association of pregnancy induced hypertension with maternal age. Teenagers
develop PIH 1.34 times more likely than their counter age groups (24). This might be
attributed to the fact that null parity and age less than 20 years are the
possible risk factors for the development of pregnancy induced hypertension. However,
our finding was inconsistent with studies done in Pakistan (p>0.05 and
Ankara, Turkey (p=0.31) which revealed that as there were no significant
association of PIH with teenagers and adults(28)(32). This variation
might be explained by the environmental factors and socio-economic variation.
In addition to these the variation might be due to difference in health care
service utilization, preconception care especially folic acid supplementation.
The study time gap between the studies may also put the difference that
probably PIH had seasonal variation.

cesarean delivery teenagers were 47% less likely to deliver by cesarean section
than adult mothers (AOR: 0.53; 95% CI,
0.333-0.847). This study nearly had the same finding with studies done in
Sweden and USA which was their finding was 40%, 51% less likely that teenagers
undergo cesarean delivery (AOR: 0.49;
95% CI, 0.42-0.59) and (AOR: 0.60;
95% CI, 0.58-0.64) respectively (24), (26). Another
study done in Ankara, Turkey also showed that teenagers were 36 % less like to
undergo cesarean delivery than adults (AOR: 0.64; 95% CI, 0.64-0.89) (28). The possible explanation for this might be
due to the awareness difference between the two age groups about
cesarean section and teenagers are more favored to vaginal delivery due to
better myometrium function.
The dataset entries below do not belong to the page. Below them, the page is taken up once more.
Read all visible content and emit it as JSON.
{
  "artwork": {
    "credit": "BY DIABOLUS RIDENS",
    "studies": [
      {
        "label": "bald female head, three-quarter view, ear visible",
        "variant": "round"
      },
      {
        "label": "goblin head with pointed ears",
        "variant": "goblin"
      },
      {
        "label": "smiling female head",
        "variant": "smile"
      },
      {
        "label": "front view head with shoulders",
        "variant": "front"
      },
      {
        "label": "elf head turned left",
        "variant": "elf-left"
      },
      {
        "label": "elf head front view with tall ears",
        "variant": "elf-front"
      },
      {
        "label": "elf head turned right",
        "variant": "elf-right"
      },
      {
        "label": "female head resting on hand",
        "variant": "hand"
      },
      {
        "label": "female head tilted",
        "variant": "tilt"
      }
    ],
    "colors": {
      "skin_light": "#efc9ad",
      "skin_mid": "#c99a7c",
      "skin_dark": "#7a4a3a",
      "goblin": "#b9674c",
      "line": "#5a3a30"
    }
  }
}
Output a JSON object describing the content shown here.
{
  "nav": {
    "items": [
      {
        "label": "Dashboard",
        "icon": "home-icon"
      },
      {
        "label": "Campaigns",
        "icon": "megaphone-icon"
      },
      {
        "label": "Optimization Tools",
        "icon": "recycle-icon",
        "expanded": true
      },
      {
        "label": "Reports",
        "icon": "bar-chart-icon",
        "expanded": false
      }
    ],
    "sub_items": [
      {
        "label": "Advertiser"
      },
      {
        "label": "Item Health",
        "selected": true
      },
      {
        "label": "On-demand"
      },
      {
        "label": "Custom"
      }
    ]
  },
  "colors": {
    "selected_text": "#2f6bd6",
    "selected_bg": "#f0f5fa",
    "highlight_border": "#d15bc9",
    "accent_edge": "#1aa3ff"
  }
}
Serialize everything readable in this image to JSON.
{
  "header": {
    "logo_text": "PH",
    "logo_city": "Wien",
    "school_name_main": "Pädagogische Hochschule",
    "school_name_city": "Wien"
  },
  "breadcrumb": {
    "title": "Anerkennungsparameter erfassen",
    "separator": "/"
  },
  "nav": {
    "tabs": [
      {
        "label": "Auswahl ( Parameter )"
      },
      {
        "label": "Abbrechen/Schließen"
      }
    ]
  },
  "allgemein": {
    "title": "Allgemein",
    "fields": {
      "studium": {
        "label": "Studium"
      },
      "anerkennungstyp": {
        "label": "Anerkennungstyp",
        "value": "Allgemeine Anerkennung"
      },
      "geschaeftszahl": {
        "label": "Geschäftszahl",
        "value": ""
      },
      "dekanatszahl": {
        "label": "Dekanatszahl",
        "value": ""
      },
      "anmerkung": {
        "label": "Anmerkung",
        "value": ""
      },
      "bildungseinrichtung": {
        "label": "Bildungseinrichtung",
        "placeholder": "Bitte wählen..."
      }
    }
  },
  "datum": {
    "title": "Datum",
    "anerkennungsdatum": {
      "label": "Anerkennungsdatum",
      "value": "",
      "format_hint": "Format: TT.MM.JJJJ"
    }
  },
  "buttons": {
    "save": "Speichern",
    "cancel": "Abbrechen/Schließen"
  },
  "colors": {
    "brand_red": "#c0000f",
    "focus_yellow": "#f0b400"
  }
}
Lastly it could be also the small size or birth
weight of the neonate from teenagers break the widely held belief that
teenagers are prone to CPD but not in the ground. However this study finding
has contradiction with three studies done in Cameron which was conducted at
different time. All these studies declare that cesarean delivery had no any
significant association with maternal age. Both teenagers and adults undergo
cesarean delivery without any significant difference (6),(29), (30). This variation
might be due to difference in decision making ability of the two age groups and
study area setting

this study episiotomy was done about 2 times more likely on teenagers than
adults. Similar to our finding studies done in Romania (p<0.01) and Turkey (p=0.0001) showed that teenagers were more to had episiotomy than the counter age (34) (29). Furthermore studies done in Cameron (2.15 times more likely) and Nigeria (61.7 Vs 28.7%, p=0.001) also congruent with our finding(6) (35). This might be due to study area setting, the rules to apply episiotomy. However, studies done in Cameron contradict to our finding. This study revealed that there was no statistically significant difference between the two age groups. This variation might be due to the difference in parity of the clients.   7. Strength and Limitation Strength of the study §  The result of the study depicts that evidence based information on the obstetric and perinatal outcomes of teenagers and adults delivery. §  100 % response rate. §  Orientation given to the data collectors and supervisor. Limitation of the study §  Factors like economic status, educational level and other unmentioned factors which might affect the outcomes of teenage and adult pregnancy outcomes could not be addressed in this study. §  The use of small sample size §  The use of secondary data §  This study only includes those mothers who deliver at institution which do not incorporate home delivery outcomes. §  Cards might not provide complete information as needed.